records have successfully obtained visas by demonstrating rehabilitation, providing compelling evidence, and utilizing legal expertise.

Denied Applications and Appeals
On the flip side, there are cases where applications have been denied due to criminal records. Understanding these scenarios can help applicants better prepare and potentially appeal unfavorable decisions.

Tips for Applicants with Criminal Records

Honesty and Transparency
Always be honest about your criminal record. Transparency builds trust with immigration authorities and avoids complications down the line.

Legal Representation
Hiring an experienced immigration attorney can significantly improve your chances of success. They can help navigate legal complexities and advocate on your behalf.

Strengthening Your Case
Gather evidence of rehabilitation, community service, and positive contributions to society. Strengthening your case with such documentation can make a significant difference.

Conclusion

A criminal record does not automatically disqualify you from obtaining a visa or green card, but it does add layers of complexity to the process. Understanding the legal framework, types of criminal records that impact applications, and the importance of honesty and transparency can help you navigate this challenging terrain. Legal assistance is often crucial in these situations, providing the expertise and support needed to present a compelling case to immigration authorities.

FAQs

Can a minor offense affect my visa or green card application?
Yes, even minor offenses can impact your application, depending on the nature of the crime and the overall context of your criminal history.

What should I do if my visa application is denied due to a criminal record?
If your application is denied, consult with an immigration attorney to explore options for appeal or to apply for a waiver of inadmissibility.

Are all criminal records treated equally in immigration cases?
No, the impact of a criminal record varies based on the type of offense, severity, and whether it is considered a crime involving moral turpitude, among other factors.

How can I find out if my criminal record affects my immigration application?
Consulting with an immigration attorney or legal expert is the best way to understand how your specific criminal record may affect your application.

Is it possible to get a waiver for any criminal conviction?
Not all criminal convictions are eligible for waivers. The eligibility depends on the type of offense and other factors outlined in immigration law.

Do immigration authorities consider the nature of the crime?
Yes, the nature of the crime, including its severity and whether it involves moral turpitude, is a key factor in immigration decisions.

Can juvenile records impact my immigration status?
Juvenile records may impact your immigration status, but they are often treated differently from adult convictions. The specifics depend on the nature and severity of the offense.

What is the process for getting an expunged record considered?
Even if a record is expunged, you must still disclose it in your immigration application. Immigration authorities will then consider the expunged offense in their evaluation.

How long do I have to wait after a criminal conviction to apply for a visa or green card?
There is no specific waiting period, but demonstrating rehabilitation and a period of good behavior can positively influence your application.
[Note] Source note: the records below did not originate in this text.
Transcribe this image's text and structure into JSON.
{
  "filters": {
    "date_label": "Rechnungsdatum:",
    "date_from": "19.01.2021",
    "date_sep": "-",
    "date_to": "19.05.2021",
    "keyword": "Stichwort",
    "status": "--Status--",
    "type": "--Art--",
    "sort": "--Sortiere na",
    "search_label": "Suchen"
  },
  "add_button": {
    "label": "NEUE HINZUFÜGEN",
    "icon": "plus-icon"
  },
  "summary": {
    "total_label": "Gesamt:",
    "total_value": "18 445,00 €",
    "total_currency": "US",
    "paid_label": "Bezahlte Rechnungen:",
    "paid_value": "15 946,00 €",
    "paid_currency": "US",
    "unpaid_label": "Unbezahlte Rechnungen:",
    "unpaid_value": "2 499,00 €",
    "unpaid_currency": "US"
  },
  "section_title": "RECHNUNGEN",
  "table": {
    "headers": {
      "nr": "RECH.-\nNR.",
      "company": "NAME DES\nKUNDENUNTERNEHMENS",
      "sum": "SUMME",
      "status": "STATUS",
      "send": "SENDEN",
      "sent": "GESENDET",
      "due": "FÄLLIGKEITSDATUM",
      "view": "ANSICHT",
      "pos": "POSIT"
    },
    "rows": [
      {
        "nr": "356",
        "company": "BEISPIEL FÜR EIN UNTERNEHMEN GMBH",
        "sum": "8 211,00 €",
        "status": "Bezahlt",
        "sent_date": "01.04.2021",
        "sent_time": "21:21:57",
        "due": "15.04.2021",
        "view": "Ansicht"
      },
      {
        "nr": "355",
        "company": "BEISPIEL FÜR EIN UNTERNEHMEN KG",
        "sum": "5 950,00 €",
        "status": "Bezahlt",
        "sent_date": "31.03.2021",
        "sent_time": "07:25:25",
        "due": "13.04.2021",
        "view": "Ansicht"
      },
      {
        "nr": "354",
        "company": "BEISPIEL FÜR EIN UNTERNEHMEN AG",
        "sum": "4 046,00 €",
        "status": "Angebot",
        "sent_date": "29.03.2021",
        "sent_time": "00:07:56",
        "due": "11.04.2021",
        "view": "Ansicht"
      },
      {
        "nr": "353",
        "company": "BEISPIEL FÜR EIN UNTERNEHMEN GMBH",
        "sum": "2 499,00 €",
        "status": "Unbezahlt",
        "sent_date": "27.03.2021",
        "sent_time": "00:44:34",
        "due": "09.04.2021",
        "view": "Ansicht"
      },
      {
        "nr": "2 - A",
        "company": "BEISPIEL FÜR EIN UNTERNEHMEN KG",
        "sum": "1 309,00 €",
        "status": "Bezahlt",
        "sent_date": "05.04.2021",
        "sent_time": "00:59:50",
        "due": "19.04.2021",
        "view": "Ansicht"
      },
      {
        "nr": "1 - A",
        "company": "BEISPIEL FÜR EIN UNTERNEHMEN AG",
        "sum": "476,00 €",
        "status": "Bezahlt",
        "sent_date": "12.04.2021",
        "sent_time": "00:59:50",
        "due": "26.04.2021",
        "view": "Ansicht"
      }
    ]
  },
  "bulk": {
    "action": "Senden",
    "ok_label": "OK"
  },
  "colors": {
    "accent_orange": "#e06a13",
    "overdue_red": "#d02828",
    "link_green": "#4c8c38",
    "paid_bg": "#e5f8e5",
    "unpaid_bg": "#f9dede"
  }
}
Can I travel internationally with a criminal record if I have a visa or green card?
Yes, but you may face scrutiny upon re-entry to the U.S. It is advisable to consult with an immigration attorney before international travel if you have a criminal record.